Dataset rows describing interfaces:
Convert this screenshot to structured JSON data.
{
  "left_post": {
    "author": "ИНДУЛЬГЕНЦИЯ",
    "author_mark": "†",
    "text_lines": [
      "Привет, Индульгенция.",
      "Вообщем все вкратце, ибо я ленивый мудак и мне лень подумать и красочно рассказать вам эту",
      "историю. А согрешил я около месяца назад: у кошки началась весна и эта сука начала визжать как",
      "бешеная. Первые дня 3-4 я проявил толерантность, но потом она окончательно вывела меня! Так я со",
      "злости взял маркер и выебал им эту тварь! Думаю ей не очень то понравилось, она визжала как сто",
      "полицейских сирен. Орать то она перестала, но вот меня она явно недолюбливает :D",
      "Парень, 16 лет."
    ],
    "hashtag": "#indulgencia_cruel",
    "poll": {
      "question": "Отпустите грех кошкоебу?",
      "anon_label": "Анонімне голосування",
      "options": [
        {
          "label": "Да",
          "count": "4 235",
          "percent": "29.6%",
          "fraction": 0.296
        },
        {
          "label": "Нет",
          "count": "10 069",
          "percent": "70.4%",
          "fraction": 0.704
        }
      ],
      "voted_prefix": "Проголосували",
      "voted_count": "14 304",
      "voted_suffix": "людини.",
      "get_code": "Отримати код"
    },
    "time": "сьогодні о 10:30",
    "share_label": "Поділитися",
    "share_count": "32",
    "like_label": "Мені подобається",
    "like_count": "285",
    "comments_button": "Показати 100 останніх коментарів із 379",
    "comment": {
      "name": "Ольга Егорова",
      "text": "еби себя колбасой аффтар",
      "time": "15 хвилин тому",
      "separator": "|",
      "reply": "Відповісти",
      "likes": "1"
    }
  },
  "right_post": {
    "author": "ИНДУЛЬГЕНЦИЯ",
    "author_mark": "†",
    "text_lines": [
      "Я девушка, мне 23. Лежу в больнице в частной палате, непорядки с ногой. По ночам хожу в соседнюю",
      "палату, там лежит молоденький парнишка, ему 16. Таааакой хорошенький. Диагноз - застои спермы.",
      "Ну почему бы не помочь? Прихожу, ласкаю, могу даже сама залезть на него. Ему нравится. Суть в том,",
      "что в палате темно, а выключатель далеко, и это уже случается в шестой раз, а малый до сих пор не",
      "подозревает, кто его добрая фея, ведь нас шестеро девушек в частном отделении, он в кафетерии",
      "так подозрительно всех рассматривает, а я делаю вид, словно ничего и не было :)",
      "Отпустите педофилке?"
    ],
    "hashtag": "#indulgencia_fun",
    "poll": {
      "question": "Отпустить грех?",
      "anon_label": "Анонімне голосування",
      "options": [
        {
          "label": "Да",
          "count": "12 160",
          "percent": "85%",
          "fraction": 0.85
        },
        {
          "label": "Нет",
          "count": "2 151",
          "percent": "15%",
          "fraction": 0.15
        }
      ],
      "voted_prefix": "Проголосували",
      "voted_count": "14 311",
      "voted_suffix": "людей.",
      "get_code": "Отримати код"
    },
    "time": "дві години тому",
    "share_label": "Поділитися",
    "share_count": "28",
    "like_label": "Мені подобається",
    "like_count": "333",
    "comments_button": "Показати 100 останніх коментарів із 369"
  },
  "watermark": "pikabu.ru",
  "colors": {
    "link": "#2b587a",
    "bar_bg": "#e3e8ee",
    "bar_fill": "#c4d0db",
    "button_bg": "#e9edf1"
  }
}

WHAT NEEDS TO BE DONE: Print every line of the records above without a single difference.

WORKED SOLUTION:
Convert this screenshot to structured JSON data.
{
  "left_post": {
    "author": "ИНДУЛЬГЕНЦИЯ",
    "author_mark": "†",
    "text_lines": [
      "Привет, Индульгенция.",
      "Вообщем все вкратце, ибо я ленивый мудак и мне лень подумать и красочно рассказать вам эту",
      "историю. А согрешил я около месяца назад: у кошки началась весна и эта сука начала визжать как",
      "бешеная. Первые дня 3-4 я проявил толерантность, но потом она окончательно вывела меня! Так я со",
      "злости взял маркер и выебал им эту тварь! Думаю ей не очень то понравилось, она визжала как сто",
      "полицейских сирен. Орать то она перестала, но вот меня она явно недолюбливает :D",
      "Парень, 16 лет."
    ],
    "hashtag": "#indulgencia_cruel",
    "poll": {
      "question": "Отпустите грех кошкоебу?",
      "anon_label": "Анонімне голосування",
      "options": [
        {
          "label": "Да",
          "count": "4 235",
          "percent": "29.6%",
          "fraction": 0.296
        },
        {
          "label": "Нет",
          "count": "10 069",
          "percent": "70.4%",
          "fraction": 0.704
        }
      ],
      "voted_prefix": "Проголосували",
      "voted_count": "14 304",
      "voted_suffix": "людини.",
      "get_code": "Отримати код"
    },
    "time": "сьогодні о 10:30",
    "share_label": "Поділитися",
    "share_count": "32",
    "like_label": "Мені подобається",
    "like_count": "285",
    "comments_button": "Показати 100 останніх коментарів із 379",
    "comment": {
      "name": "Ольга Егорова",
      "text": "еби себя колбасой аффтар",
      "time": "15 хвилин тому",
      "separator": "|",
      "reply": "Відповісти",
      "likes": "1"
    }
  },
  "right_post": {
    "author": "ИНДУЛЬГЕНЦИЯ",
    "author_mark": "†",
    "text_lines": [
      "Я девушка, мне 23. Лежу в больнице в частной палате, непорядки с ногой. По ночам хожу в соседнюю",
      "палату, там лежит молоденький парнишка, ему 16. Таааакой хорошенький. Диагноз - застои спермы.",
      "Ну почему бы не помочь? Прихожу, ласкаю, могу даже сама залезть на него. Ему нравится. Суть в том,",
      "что в палате темно, а выключатель далеко, и это уже случается в шестой раз, а малый до сих пор не",
      "подозревает, кто его добрая фея, ведь нас шестеро девушек в частном отделении, он в кафетерии",
      "так подозрительно всех рассматривает, а я делаю вид, словно ничего и не было :)",
      "Отпустите педофилке?"
    ],
    "hashtag": "#indulgencia_fun",
    "poll": {
      "question": "Отпустить грех?",
      "anon_label": "Анонімне голосування",
      "options": [
        {
          "label": "Да",
          "count": "12 160",
          "percent": "85%",
          "fraction": 0.85
        },
        {
          "label": "Нет",
          "count": "2 151",
          "percent": "15%",
          "fraction": 0.15
        }
      ],
      "voted_prefix": "Проголосували",
      "voted_count": "14 311",
      "voted_suffix": "людей.",
      "get_code": "Отримати код"
    },
    "time": "дві години тому",
    "share_label": "Поділитися",
    "share_count": "28",
    "like_label": "Мені подобається",
    "like_count": "333",
    "comments_button": "Показати 100 останніх коментарів із 369"
  },
  "watermark": "pikabu.ru",
  "colors": {
    "link": "#2b587a",
    "bar_bg": "#e3e8ee",
    "bar_fill": "#c4d0db",
    "button_bg": "#e9edf1"
  }
}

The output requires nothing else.